If you notice one or several of these in your pet, we advise you to schedule an appointment immediately to assess the cause.
Common types of pet cancer
Abdominal Cancer– Abdominal cancer in pets affects one or more of the major internal organs (e.g. stomach, kidneys, liver, etc). During annual pet exams, we perform routine tests to check for signs of abdominal cancer.
Bone Cancer – Bone cancer most commonly occurs in larger canine breeds, but can affect smaller canines and felines as well. Osteosarcoma, the most common form of bone cancer in pets, accounts for nearly all cases. Because it is a particularly aggressive disease, quick diagnosis and treatment planning are critical.
Canine Lymphoma – Canine Lymphoma is most notably a concern when your pet develops round, hard bumps on its skin, usually around the armpits, back, or abdomen. If suspected, a number of tests can determine whether the lumps are cancerous. In some cases, a biopsy of the lump is necessary.
Feline Leukemia – Feline Leukemia attacks the immune system (immunosuppression) and can lead to cancer. Typically transmitted from close contact with another cat that has the disease, Feline Leukemia requires close veterinary care to help prolong the life of your pet.
Skin Cancer – There are several types of pet skin cancer, including mast cell carcinoma and melanoma. Having the appearance of an abnormal growth, a veterinarian can determine if your pet has skin cancer. When treated quickly, the cancer can be surgically removed; if it has spread over a larger area, radiation therapy might be necessary.
What pet cancer therapies are available?
Unlike humans, animals with cancer do not experience a lot of pain. While many human cancers are very similar to pet cancers, the way they attack the body are very distinctive; for this reason, treatment procedures are handled differently. Without an absolute cure for pet cancer, therapies are developed to make your pet as comfortable as possible, with the hope of prolonging life. Most cancers can be controlled with close veterinary care, and the side effects are usually minimal. Pet cancer treatment options include chemotherapy and supplements, radiation, and/or surgery. Treatment plans vary depending on what type of cancer a pet is diagnosed with, as well as the invasiveness of the cancer. Sometimes one therapy is used alone. Other times, multiple treatments are combined to attack the cancer in a multidimensional approach. The veterinarian will formulate a specific treatment plan for your pet based on their particular cancer and its development.

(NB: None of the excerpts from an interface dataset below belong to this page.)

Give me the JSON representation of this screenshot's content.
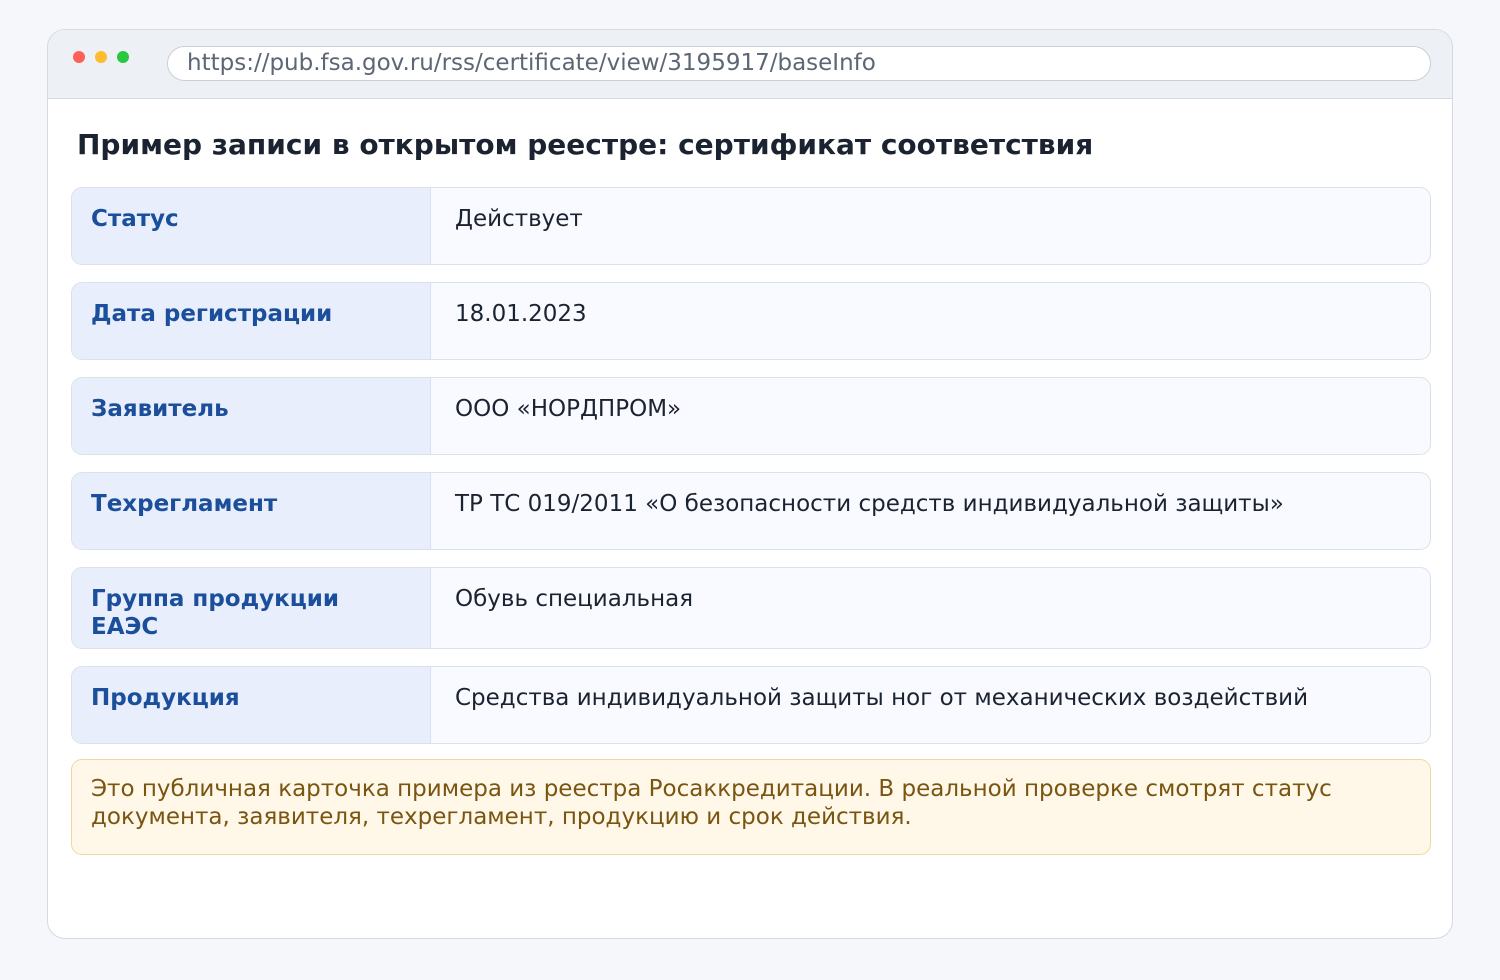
{
  "browser": {
    "url": "https://pub.fsa.gov.ru/rss/certificate/view/3195917/baseInfo",
    "controls": {
      "close_color": "#fe5f57",
      "minimize_color": "#febc2e",
      "maximize_color": "#28c840"
    }
  },
  "page": {
    "title": "Пример записи в открытом реестре: сертификат соответствия"
  },
  "fields": [
    {
      "label": "Статус",
      "value": "Действует"
    },
    {
      "label": "Дата регистрации",
      "value": "18.01.2023"
    },
    {
      "label": "Заявитель",
      "value": "ООО «НОРДПРОМ»"
    },
    {
      "label": "Техрегламент",
      "value": "ТР ТС 019/2011 «О безопасности средств индивидуальной защиты»"
    },
    {
      "label": "Группа продукции ЕАЭС",
      "value": "Обувь специальная"
    },
    {
      "label": "Продукция",
      "value": "Средства индивидуальной защиты ног от механических воздействий"
    }
  ],
  "note": {
    "text": "Это публичная карточка примера из реестра Росаккредитации. В реальной проверке смотрят статус документа, заявителя, техрегламент, продукцию и срок действия."
  },
  "colors": {
    "label_text": "#1b4f9c",
    "label_bg": "#e8eefb",
    "note_bg": "#fff8e8",
    "note_text": "#7a5511"
  }
}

If you have any questions about pet medical oncology or therapy, please contact our office.